Given its complicated history, size asymmetries, and a trust deficit, small steps backed by policy persistence is probably the right way to go for South Asia. An incremental approach towards deeper trade cooperation could be powerful. It highlights two specific examples of cooperation in the region that sheds light on both the barriers and the opportunities related to regional trade and connectivity-the setting up of borders haats by India and Bangladesh to enable small-volume trading among local communities on both sides of the border and second, liberalization of India-Sri Lanka air services, which has improved connectivity, reduced air fares, and increased passenger traffic and air cargo volume.

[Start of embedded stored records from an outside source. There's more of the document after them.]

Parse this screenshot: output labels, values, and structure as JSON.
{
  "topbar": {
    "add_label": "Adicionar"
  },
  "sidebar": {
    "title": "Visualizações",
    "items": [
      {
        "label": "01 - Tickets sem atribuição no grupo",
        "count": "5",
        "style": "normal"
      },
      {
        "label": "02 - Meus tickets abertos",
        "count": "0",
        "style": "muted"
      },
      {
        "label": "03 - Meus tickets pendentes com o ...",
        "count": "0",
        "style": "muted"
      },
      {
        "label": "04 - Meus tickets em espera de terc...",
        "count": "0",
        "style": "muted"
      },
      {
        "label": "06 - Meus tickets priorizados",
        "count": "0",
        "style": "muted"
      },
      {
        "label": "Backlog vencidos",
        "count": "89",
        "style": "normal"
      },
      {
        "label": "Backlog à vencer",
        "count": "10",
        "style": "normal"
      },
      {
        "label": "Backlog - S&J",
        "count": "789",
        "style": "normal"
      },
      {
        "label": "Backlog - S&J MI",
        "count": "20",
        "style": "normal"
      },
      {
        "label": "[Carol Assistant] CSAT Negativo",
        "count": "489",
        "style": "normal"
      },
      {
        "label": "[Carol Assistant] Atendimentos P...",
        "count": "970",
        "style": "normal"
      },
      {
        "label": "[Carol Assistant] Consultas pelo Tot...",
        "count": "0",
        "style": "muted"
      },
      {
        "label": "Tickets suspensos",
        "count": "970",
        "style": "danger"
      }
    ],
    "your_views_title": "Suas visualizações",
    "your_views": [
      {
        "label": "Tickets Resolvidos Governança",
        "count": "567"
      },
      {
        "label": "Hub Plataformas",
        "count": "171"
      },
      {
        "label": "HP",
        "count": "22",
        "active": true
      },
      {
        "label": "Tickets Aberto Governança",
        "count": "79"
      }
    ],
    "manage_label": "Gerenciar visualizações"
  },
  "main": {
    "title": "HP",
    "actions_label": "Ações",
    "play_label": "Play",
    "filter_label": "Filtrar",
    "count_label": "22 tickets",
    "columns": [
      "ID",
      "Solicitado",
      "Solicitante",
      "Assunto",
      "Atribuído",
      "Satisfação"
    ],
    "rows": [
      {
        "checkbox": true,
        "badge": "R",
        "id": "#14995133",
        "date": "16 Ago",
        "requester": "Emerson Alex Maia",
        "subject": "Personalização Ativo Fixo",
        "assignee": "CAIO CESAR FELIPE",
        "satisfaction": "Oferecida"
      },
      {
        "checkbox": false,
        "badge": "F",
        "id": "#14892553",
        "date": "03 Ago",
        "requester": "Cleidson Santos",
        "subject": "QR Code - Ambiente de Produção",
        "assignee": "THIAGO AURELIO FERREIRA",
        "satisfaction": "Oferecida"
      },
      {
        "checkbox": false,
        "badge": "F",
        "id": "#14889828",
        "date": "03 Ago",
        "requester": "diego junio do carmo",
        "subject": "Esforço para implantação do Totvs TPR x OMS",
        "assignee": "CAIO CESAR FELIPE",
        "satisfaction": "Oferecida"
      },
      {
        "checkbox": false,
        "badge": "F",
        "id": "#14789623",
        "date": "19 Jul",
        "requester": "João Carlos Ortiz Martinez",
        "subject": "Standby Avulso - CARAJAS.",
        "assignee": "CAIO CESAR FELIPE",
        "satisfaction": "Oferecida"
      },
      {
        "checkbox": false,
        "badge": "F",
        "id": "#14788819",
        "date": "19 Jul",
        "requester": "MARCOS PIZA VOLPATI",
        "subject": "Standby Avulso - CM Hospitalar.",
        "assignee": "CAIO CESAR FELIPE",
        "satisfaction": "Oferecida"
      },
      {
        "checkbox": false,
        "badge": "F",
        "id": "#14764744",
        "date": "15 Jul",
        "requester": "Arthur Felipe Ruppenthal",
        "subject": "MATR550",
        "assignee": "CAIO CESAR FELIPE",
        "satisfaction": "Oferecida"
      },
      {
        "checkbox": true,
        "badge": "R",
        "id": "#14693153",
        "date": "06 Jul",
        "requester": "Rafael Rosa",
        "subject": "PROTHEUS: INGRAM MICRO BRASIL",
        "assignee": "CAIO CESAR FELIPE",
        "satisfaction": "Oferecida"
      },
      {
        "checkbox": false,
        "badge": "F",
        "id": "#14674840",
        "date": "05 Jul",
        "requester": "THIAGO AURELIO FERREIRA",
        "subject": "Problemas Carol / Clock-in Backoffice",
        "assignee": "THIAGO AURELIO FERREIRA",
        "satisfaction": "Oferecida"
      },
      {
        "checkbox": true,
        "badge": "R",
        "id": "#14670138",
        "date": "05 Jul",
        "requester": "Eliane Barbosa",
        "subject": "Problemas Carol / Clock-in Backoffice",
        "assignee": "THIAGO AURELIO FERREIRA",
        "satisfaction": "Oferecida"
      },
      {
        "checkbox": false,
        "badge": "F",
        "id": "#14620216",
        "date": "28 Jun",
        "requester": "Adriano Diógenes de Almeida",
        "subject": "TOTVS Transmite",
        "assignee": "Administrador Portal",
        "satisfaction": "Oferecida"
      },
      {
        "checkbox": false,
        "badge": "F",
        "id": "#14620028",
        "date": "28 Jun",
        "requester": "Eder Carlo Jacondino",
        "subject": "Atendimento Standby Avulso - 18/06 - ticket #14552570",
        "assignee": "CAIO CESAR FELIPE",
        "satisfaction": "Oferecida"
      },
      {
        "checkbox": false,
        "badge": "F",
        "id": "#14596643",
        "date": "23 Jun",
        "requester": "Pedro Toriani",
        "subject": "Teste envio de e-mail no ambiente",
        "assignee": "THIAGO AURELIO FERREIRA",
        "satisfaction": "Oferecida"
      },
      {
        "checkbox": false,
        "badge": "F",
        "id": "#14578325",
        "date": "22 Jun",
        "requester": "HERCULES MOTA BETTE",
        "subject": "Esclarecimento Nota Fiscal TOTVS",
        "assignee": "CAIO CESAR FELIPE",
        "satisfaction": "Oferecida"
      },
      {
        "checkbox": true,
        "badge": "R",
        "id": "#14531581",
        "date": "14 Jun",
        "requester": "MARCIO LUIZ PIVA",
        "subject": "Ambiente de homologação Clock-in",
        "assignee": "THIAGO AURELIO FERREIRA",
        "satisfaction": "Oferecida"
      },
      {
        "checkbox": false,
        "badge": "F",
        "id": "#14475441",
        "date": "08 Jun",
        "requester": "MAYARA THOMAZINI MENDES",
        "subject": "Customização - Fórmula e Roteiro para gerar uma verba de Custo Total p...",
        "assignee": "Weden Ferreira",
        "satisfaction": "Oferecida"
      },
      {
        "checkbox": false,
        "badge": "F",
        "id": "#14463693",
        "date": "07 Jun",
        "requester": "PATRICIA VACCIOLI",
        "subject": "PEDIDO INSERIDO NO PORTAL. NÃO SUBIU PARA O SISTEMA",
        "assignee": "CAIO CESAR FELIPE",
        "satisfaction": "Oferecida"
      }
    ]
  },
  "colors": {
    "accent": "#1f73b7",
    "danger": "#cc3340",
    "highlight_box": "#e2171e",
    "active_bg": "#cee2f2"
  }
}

The report emphasized that South Asian trade regimes discriminate against neighbours and protection is greater in the case of imports from within the South Asia region than from the rest of the world.  he costs of trading, which are a reflection of the transportation and logistics infrastructure and the efficiency of customs and border procedures, are considerably higher within South Asia than within other trade blocks of comparable size.

Complicated and non-transparent non-tariff measures erode the market access granted by South Asian countries to each other and are sometimes held responsible for undermining the unrestricted market access granted to the least developed countries by India. The report recommends an approach of open regionalism, and views intra-regional trade as complementary to, and as a stepping stone for, deeper global integration.